Choosing the Right Plant Materials

Consideration of the origin and genetic diversity of planting stock can be one of the most important decisions in a restoration project.

Seed zones and plant movement guidelines are used to help determine which plant materials would be best adapted to the climate and environment of a particular planting site.

Developing seed zones is a slow process, involving the measurement and analysis of plant traits over several years in a common garden study. Seed zones have been developed for many important forest tree species, but guidelines are generally lacking for other native species, especially grasses and forbs.

In the western regions of the Forest Service, where climates and environments tend to be extremely variable, research studies are underway to develop seed zones for a number of important restoration species, including mountain brome, bluebunch wheatgrass, prairie junegrass, Indian ricegrass, lupine, and others.

For additional information, see:

In the absence of seed zones derived from studies of adaptive genetic variation, provisional seed zones for native plants have been developed based on climate data.

Seed Zone Mapper

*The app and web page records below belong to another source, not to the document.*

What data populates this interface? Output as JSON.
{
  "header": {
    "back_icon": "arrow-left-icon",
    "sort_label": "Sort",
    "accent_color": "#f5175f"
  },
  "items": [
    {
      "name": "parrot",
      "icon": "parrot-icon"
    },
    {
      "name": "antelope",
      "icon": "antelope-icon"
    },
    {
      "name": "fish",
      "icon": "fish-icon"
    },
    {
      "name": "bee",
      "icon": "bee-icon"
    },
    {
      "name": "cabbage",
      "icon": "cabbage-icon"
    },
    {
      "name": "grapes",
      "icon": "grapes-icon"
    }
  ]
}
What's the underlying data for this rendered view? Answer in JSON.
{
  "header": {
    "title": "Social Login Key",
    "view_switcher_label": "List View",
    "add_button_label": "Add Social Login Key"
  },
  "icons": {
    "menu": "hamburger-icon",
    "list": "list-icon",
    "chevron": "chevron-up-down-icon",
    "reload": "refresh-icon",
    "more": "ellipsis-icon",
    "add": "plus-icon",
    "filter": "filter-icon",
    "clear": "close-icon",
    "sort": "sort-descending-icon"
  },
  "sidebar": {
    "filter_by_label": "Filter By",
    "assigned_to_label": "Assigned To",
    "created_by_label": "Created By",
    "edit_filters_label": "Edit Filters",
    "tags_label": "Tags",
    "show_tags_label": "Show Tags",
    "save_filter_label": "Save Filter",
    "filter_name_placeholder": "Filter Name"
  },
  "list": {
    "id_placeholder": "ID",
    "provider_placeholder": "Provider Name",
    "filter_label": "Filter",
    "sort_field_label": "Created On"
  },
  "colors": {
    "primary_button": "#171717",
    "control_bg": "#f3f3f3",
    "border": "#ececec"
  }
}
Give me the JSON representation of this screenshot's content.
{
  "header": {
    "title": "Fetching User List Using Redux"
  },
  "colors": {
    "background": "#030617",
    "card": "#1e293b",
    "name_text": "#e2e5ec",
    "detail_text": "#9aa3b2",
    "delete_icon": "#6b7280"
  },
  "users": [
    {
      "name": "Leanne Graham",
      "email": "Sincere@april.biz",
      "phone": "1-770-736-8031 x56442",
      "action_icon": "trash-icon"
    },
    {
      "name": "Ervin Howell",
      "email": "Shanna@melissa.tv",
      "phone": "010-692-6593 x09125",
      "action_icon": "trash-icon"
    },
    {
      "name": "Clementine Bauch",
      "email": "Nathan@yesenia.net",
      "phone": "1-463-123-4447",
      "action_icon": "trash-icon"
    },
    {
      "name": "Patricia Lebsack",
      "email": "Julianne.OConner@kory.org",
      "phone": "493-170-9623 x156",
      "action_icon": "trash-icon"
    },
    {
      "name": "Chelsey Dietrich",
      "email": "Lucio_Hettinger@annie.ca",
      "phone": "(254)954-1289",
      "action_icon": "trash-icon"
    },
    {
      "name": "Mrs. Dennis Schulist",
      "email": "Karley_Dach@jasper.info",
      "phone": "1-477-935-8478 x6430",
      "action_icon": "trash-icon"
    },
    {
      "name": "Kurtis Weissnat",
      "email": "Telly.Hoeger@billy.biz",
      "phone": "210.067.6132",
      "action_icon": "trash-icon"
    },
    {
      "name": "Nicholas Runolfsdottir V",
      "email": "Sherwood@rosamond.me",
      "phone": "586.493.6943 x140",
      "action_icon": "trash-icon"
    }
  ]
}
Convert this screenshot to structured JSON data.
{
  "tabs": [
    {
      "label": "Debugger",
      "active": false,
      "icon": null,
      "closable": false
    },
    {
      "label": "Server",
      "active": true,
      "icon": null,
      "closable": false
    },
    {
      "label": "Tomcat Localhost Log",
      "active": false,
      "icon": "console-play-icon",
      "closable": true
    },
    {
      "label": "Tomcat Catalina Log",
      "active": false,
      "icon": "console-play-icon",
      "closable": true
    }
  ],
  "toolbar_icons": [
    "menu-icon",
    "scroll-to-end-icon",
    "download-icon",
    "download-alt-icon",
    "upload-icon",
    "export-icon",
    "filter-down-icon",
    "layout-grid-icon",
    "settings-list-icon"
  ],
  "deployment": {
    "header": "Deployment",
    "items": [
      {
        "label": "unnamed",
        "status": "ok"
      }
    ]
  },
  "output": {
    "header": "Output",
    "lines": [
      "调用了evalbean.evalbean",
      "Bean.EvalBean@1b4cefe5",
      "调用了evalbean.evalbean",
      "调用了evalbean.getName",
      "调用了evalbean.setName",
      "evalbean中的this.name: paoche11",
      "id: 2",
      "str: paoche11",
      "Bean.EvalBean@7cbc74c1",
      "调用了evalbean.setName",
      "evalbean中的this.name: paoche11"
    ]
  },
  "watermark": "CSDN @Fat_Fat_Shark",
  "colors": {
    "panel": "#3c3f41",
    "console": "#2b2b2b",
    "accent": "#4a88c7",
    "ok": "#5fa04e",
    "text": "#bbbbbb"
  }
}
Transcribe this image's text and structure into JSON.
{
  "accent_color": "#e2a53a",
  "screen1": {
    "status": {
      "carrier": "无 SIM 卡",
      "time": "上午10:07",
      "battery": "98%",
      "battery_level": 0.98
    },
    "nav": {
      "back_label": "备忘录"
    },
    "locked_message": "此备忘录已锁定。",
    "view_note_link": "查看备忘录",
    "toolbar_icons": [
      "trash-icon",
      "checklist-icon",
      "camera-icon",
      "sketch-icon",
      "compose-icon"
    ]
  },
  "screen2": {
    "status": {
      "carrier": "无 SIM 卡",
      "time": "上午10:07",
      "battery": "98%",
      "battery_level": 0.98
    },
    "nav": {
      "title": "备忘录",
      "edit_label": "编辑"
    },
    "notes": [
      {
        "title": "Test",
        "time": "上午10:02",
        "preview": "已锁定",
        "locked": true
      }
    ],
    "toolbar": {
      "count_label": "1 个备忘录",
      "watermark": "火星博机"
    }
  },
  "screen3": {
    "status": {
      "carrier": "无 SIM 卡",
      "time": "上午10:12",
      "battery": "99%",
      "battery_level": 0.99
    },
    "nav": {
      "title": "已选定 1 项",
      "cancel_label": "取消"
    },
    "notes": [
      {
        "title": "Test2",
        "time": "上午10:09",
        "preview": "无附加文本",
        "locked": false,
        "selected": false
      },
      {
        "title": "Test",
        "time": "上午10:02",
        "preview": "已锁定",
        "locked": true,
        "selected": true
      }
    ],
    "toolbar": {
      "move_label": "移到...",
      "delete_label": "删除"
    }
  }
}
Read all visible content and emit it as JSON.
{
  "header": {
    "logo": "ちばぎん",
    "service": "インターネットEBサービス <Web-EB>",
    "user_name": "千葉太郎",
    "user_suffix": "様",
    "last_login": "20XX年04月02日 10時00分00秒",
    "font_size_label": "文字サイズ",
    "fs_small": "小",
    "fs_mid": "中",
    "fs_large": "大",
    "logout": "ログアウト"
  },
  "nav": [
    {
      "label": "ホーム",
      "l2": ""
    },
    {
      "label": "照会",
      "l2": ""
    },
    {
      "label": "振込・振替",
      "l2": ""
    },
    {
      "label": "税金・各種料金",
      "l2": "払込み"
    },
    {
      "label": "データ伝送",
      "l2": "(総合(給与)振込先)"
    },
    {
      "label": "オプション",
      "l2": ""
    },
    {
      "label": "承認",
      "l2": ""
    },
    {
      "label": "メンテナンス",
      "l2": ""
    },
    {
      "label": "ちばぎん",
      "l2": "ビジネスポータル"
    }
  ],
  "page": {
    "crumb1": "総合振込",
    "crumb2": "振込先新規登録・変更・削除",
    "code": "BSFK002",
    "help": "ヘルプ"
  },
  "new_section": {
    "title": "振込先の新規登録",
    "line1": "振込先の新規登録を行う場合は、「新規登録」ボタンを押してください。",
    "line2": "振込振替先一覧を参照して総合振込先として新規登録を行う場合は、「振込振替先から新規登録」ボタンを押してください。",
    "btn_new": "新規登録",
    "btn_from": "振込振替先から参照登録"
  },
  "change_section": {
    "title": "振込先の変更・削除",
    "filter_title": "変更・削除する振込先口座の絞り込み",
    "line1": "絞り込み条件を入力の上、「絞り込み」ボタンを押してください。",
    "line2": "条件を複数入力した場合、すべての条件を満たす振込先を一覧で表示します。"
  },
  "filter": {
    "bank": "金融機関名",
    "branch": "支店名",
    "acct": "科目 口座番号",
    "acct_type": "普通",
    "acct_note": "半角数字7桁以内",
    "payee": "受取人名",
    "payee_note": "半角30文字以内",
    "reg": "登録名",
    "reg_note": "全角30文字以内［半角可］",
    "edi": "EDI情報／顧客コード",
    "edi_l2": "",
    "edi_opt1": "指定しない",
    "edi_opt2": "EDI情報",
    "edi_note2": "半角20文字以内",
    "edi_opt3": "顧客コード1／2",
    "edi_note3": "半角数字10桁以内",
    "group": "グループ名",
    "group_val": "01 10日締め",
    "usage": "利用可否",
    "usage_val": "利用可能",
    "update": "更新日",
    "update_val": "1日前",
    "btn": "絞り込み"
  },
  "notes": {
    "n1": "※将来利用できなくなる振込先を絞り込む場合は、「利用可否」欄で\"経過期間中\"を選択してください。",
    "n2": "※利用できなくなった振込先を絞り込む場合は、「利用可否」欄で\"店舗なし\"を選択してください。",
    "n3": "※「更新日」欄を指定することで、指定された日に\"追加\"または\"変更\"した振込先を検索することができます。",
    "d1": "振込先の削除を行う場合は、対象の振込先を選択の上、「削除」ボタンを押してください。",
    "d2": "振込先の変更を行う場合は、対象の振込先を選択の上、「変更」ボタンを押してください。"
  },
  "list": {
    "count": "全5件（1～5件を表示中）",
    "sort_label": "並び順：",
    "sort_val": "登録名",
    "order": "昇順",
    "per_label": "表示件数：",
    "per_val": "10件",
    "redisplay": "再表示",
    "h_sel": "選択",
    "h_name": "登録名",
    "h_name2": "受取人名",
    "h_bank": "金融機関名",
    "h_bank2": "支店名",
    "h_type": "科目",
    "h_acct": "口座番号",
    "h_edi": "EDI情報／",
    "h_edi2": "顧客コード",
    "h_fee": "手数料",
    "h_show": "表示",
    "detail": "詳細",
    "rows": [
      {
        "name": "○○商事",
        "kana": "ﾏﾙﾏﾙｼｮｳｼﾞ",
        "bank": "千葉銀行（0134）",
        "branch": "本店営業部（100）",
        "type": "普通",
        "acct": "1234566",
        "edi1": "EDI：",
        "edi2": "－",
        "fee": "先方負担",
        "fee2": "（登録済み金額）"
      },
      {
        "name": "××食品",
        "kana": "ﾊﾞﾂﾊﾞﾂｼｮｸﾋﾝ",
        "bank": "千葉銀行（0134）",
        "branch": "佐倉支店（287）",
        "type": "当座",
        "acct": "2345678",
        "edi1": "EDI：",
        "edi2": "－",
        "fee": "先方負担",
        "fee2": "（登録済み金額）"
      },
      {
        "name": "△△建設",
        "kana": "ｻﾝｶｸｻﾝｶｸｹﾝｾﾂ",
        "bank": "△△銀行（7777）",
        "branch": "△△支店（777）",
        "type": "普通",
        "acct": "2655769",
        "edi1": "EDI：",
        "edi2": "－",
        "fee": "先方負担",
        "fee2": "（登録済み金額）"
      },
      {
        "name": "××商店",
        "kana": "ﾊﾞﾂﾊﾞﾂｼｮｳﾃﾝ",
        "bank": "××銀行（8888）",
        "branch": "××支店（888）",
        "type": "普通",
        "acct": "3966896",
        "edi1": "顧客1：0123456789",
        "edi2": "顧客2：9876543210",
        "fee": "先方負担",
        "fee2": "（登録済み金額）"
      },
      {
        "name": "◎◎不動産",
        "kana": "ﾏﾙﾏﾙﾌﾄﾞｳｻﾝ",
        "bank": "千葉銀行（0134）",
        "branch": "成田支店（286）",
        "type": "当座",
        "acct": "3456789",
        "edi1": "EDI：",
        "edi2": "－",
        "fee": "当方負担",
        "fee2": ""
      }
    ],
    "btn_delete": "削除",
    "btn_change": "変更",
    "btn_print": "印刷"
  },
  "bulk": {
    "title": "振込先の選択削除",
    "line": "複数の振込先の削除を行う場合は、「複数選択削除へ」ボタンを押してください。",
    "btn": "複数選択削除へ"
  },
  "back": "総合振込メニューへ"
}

The Seed Zone Mapper is a new mapping application that allows end-users to easily view and download data on provisional seed zones for use in plant material development and gene conservation and restoration activities. Species-specific seed zones from common garden studies are also available. The Seed Zone Mapper contains a rich collection of background maps and ancillary layers (boundaries, etc.) in addition to the seed zone layers. More seed zones will be added as they become available.

Refer to the Threat and Resource Mapping (TRM) Applications, which includes Seed Zone Mapping.

man looking at rows of blue wildrye in a nursery. Common garden field plots of blue wildrye from northeastern Oregon and southeastern Washington (USA). Information from the study was used to develop the seed zones shown in the map to the right.

A seed zone map for the area around Walla Walla, Washington; and Pendleton and Baker City, Oregon. Seed zone map of blue wildrye (Elymus glaucus) in northeastern Oregon and southeastern Washington (USA). From "Landscape patterns of phenotypic variation and population structuring in a selfing grass, Elymus glaucus (blue wildrye)" (PDF, 532 KB)

Other Sources of Information